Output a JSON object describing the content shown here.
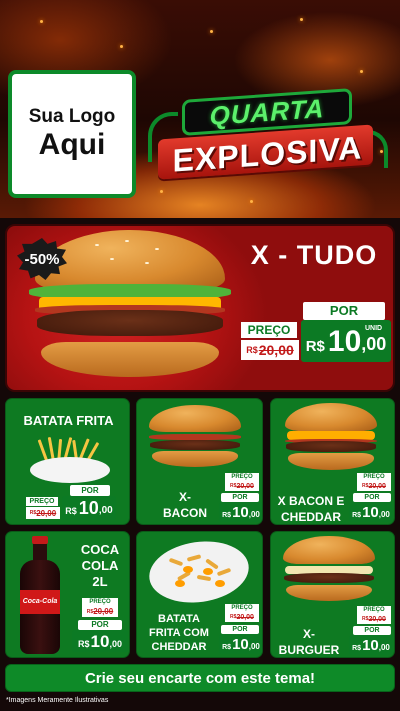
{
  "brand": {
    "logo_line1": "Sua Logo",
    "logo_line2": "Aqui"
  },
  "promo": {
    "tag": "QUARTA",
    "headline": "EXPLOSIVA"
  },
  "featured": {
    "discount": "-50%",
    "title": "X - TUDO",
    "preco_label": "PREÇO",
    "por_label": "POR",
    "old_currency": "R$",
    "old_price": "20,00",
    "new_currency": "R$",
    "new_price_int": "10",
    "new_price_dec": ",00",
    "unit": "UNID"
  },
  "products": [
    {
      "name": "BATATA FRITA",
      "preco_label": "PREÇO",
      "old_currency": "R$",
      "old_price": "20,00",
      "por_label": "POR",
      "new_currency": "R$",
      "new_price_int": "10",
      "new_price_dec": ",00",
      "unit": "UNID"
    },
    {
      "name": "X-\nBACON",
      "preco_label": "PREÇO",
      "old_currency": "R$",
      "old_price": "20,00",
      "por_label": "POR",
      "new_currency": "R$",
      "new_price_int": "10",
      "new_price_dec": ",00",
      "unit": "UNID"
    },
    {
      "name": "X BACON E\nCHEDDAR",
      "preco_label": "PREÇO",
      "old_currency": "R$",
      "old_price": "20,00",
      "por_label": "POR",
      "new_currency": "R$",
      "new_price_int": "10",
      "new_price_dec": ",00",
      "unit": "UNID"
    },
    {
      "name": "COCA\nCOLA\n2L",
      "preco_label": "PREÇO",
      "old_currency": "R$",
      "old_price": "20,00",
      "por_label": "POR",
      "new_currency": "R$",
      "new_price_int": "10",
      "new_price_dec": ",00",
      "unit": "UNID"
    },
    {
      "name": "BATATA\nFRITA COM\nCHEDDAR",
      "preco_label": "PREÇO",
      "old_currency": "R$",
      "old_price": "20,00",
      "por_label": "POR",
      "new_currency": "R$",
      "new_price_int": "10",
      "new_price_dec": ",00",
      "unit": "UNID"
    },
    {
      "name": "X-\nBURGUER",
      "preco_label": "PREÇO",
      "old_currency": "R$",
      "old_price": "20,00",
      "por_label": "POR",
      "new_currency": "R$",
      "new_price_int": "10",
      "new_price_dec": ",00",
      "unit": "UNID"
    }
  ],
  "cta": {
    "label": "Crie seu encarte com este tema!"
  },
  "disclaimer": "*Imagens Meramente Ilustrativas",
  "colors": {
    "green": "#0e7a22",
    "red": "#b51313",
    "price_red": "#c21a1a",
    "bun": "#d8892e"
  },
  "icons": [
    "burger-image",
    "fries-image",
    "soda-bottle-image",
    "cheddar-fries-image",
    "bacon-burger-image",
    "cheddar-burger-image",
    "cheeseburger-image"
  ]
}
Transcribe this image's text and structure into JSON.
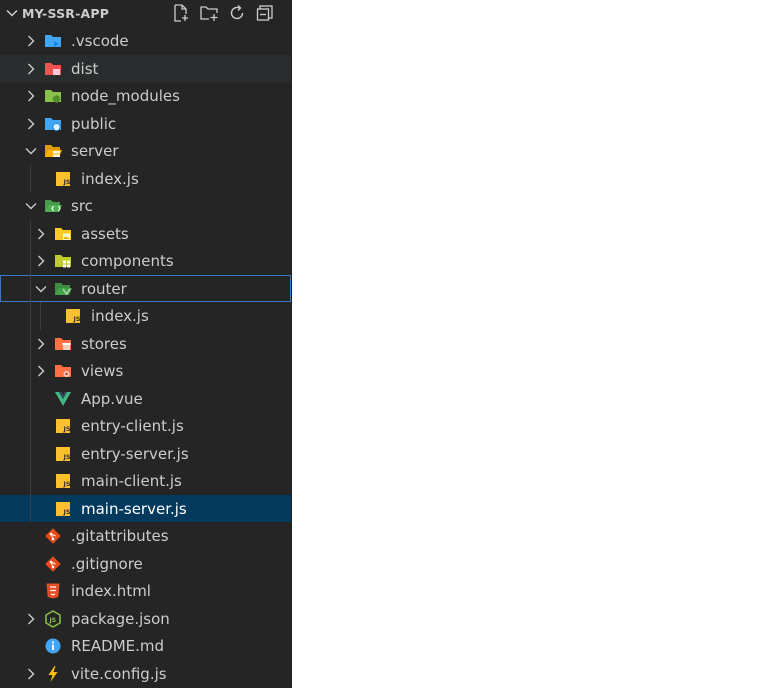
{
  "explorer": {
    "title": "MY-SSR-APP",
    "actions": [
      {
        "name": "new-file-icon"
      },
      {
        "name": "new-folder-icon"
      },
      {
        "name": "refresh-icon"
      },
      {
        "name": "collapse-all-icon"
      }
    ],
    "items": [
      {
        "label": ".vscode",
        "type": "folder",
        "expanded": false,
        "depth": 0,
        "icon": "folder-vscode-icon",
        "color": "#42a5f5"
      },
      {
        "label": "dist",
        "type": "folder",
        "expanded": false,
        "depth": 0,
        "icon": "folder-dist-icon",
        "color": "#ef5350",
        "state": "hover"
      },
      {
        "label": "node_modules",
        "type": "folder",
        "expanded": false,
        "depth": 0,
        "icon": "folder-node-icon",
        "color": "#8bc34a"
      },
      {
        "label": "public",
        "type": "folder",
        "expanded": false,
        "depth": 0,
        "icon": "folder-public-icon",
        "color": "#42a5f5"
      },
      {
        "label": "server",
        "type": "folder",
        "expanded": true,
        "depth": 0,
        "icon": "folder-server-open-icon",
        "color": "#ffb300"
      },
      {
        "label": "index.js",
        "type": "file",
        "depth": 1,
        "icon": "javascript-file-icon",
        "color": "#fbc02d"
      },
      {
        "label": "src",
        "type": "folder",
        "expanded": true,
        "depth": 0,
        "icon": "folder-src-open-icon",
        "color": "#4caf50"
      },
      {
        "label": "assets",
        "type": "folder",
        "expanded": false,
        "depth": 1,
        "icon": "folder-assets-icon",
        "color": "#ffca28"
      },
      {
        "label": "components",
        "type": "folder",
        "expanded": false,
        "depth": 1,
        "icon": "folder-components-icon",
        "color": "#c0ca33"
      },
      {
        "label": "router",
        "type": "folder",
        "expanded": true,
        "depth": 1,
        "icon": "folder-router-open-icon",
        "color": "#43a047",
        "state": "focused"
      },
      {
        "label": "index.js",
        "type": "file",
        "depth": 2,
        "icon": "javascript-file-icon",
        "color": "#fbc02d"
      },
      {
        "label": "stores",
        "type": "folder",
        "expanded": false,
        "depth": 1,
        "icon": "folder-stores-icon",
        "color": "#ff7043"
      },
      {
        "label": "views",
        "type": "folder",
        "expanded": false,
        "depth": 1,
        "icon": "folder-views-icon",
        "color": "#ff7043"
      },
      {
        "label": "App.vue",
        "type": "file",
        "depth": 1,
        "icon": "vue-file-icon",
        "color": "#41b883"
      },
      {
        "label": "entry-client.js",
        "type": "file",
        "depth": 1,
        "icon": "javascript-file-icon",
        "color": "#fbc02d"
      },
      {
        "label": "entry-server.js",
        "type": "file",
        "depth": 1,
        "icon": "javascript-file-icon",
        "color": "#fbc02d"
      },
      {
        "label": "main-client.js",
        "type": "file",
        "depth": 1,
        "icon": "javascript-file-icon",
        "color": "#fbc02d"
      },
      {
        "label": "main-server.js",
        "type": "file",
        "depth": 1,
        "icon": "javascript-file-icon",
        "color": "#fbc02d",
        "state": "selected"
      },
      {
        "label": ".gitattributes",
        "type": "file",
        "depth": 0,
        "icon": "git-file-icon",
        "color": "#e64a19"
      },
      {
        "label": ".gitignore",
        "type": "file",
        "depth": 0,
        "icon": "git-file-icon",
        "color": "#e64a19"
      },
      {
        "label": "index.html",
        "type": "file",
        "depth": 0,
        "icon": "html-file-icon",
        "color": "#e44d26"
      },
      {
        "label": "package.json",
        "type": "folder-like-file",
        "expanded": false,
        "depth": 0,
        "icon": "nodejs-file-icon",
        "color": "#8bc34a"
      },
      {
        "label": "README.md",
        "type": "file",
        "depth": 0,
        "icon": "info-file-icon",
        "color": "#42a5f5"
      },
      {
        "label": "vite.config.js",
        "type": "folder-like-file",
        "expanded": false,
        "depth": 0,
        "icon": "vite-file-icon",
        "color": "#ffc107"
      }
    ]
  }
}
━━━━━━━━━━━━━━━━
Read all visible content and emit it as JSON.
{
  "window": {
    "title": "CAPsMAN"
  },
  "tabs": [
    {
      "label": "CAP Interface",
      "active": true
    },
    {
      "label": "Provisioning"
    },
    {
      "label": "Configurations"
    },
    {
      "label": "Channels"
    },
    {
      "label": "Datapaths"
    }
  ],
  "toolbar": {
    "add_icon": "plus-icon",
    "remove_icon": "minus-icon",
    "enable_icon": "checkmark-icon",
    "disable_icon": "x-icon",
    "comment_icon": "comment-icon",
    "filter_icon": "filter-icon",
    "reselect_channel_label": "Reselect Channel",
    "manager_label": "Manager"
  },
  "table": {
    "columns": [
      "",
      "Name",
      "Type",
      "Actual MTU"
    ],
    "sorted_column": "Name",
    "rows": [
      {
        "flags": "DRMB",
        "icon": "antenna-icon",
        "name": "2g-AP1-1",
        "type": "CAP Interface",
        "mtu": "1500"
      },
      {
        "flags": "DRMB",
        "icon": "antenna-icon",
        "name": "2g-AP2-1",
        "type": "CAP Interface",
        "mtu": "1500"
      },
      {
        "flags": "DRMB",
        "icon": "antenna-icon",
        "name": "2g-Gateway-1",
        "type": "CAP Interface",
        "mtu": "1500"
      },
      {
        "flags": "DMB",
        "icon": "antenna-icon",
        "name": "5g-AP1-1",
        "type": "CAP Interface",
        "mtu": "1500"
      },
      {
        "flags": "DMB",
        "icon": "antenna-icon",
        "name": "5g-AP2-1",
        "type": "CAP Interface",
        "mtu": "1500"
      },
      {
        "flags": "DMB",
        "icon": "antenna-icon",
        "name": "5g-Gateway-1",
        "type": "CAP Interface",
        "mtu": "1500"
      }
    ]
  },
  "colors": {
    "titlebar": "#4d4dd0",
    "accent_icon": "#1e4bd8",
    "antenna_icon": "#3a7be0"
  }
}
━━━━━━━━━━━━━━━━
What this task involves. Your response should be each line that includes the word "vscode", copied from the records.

Your solution.
        "label": ".vscode",
        "icon": "folder-vscode-icon",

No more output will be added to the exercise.